The principal characteristics of the technique for osteosynthesis of the neck of the femur which has been described are as follows:
1. A stud-bolt screw with a very sharp and high helicoid thread has been devised. The thread takes hold only in the head of the femur. The screw is cannulated, so that it may be guided by a Kirschner wire previously inserted.
2. An electric drill, also cannulated, is used. It has the great advantage of perforating the head and the neck very smoothly. In this manner, the separation or turning of the head while the channel is being made is avoided.
3. No hammering is required, and the operation produces minimal trauma.
4. As the head of the femur is so firmly held against the neck that it amounts to impaction, no rotation or flexion can take place at the site of fracture. The weak point of most of the methods previously in use has been the lack of this firm anchorage of the head of the femur.
5. The technique dispenses with the application of a cast. Patients are allowed to sit up in bed on the day of the operation. Eight of the author's patients were permitted to walk without a cast from nine to twenty days after operation. This shows the solidity of the synthesis. Roentgenograms taken thereafter showed no evidence of movement of the fragments. Active motion should be instituted from the beginning.
6. The screw has always been well tolerated, and up to the present the author never has had to operate for extraction of the screw.

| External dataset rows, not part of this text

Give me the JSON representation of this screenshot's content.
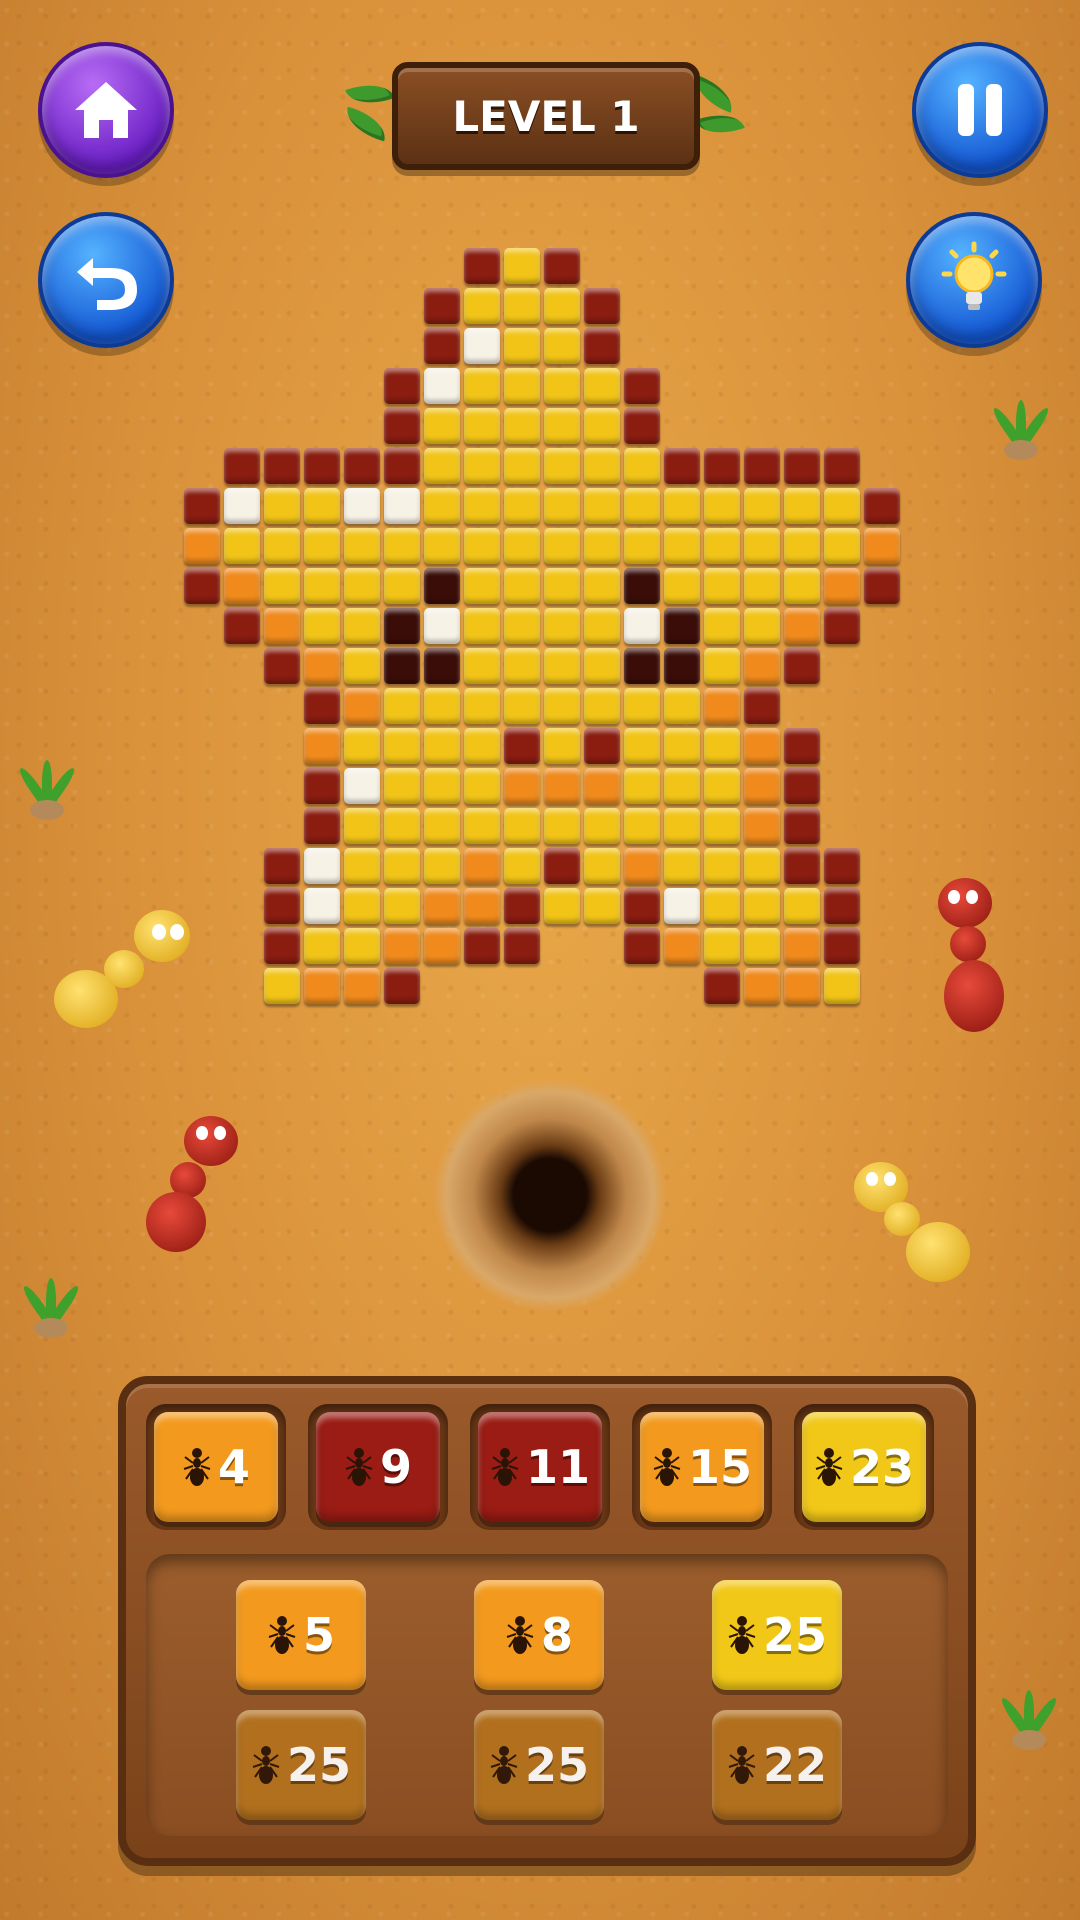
{
  "header": {
    "level_label": "LEVEL 1"
  },
  "buttons": {
    "home": {
      "icon": "home-icon"
    },
    "pause": {
      "icon": "pause-icon"
    },
    "undo": {
      "icon": "undo-icon"
    },
    "hint": {
      "icon": "lightbulb-icon"
    }
  },
  "palette": {
    "Y": "#f2c418",
    "O": "#f08a1c",
    "D": "#8a1c10",
    "W": "#f6f2e6",
    "K": "#3a0d08"
  },
  "picture_rows": [
    "........DYD........",
    ".......DYYYD.......",
    ".......DWYYD.......",
    "......DWYYYYD......",
    "......DYYYYYD......",
    "..DDDDDYYYYYYDDDDD.",
    ".DWYYWWYYYYYYYYYYYD",
    ".OYYYYYYYYYYYYYYYYO",
    ".DOYYYYKYYYYKYYYYOD",
    "..DOYYKWYYYYWKYYOD.",
    "...DOYKKYYYYKKYOD..",
    "....DOYYYYYYYYOD...",
    "....OYYYYDYDYYYOD..",
    "....DWYYYOOOYYYOD..",
    "....DYYYYYYYYYYOD..",
    "...DWYYYOYDYOYYYDD.",
    "...DWYYOODYYDWYYYD.",
    "...DYYOODD..DOYYOD.",
    "...YOOD.......DOOY."
  ],
  "queue": [
    {
      "count": "4",
      "color": "orange"
    },
    {
      "count": "9",
      "color": "red"
    },
    {
      "count": "11",
      "color": "red"
    },
    {
      "count": "15",
      "color": "orange"
    },
    {
      "count": "23",
      "color": "yellow"
    }
  ],
  "storage": [
    {
      "count": "5",
      "color": "orange"
    },
    {
      "count": "8",
      "color": "orange"
    },
    {
      "count": "25",
      "color": "yellow"
    },
    {
      "count": "25",
      "color": "locked"
    },
    {
      "count": "25",
      "color": "locked"
    },
    {
      "count": "22",
      "color": "locked"
    }
  ],
  "box_colors": {
    "orange": "#f39a1e",
    "red": "#9a1c14",
    "yellow": "#f2c818",
    "locked": "#b5731e"
  }
}
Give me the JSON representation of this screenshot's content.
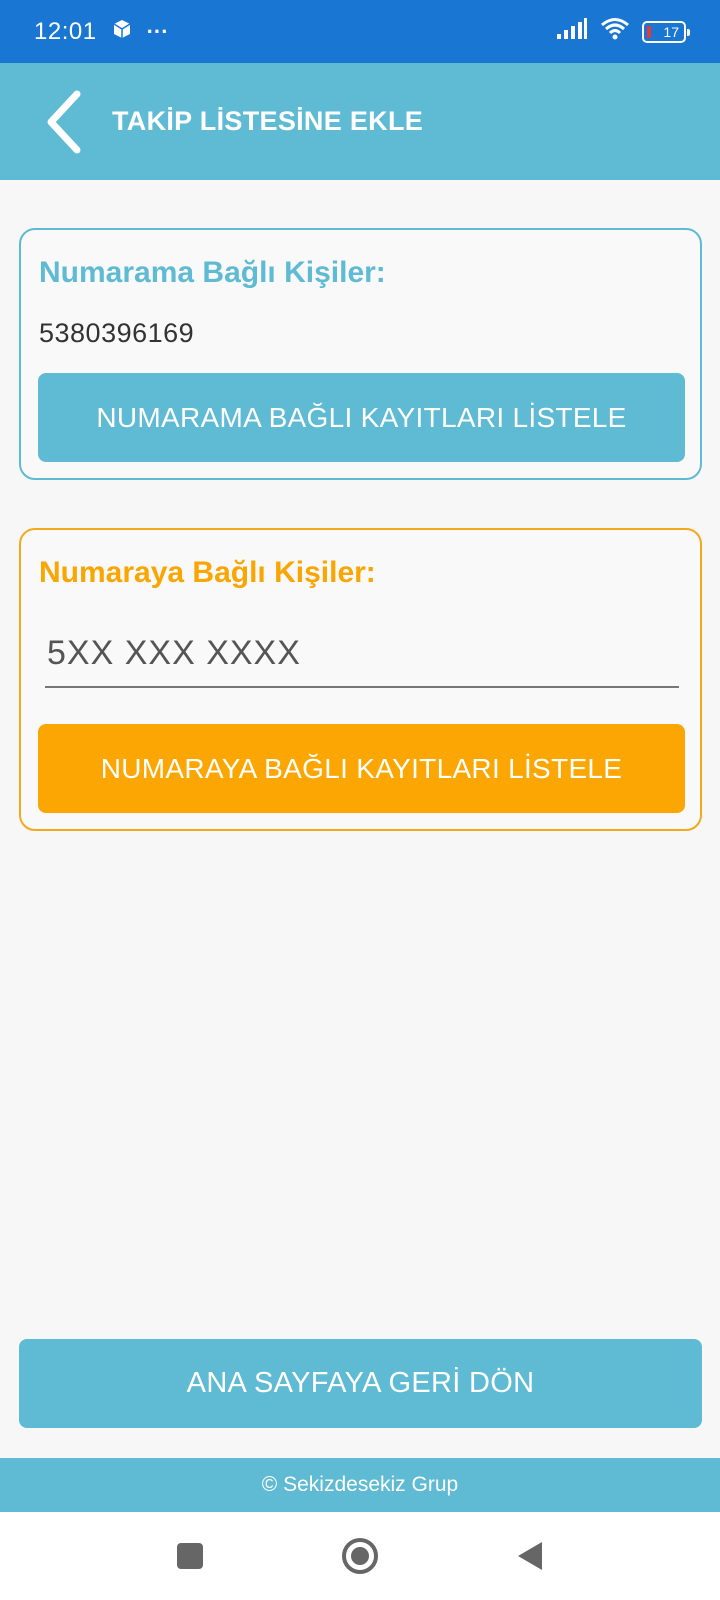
{
  "status_bar": {
    "time": "12:01",
    "more": "···",
    "battery": "17",
    "icons": [
      "box-icon",
      "signal-icon",
      "wifi-icon",
      "battery-icon"
    ]
  },
  "app_bar": {
    "title": "TAKİP LİSTESİNE EKLE",
    "back_icon": "chevron-left-icon"
  },
  "my_number_card": {
    "title": "Numarama Bağlı Kişiler:",
    "phone": "5380396169",
    "button_label": "NUMARAMA BAĞLI KAYITLARI LİSTELE",
    "accent": "#5fbad3"
  },
  "other_number_card": {
    "title": "Numaraya Bağlı Kişiler:",
    "input_placeholder": "5XX XXX XXXX",
    "input_value": "",
    "button_label": "NUMARAYA BAĞLI KAYITLARI LİSTELE",
    "accent": "#fba602"
  },
  "home_button": {
    "label": "ANA SAYFAYA GERİ DÖN"
  },
  "footer": {
    "text": "© Sekizdesekiz Grup"
  },
  "nav_bar": {
    "icons": [
      "recents-square-icon",
      "home-circle-icon",
      "back-triangle-icon"
    ]
  }
}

(C) 1940 All Rights Reserved.The Journal of Bone and Joint Surgery, Inc.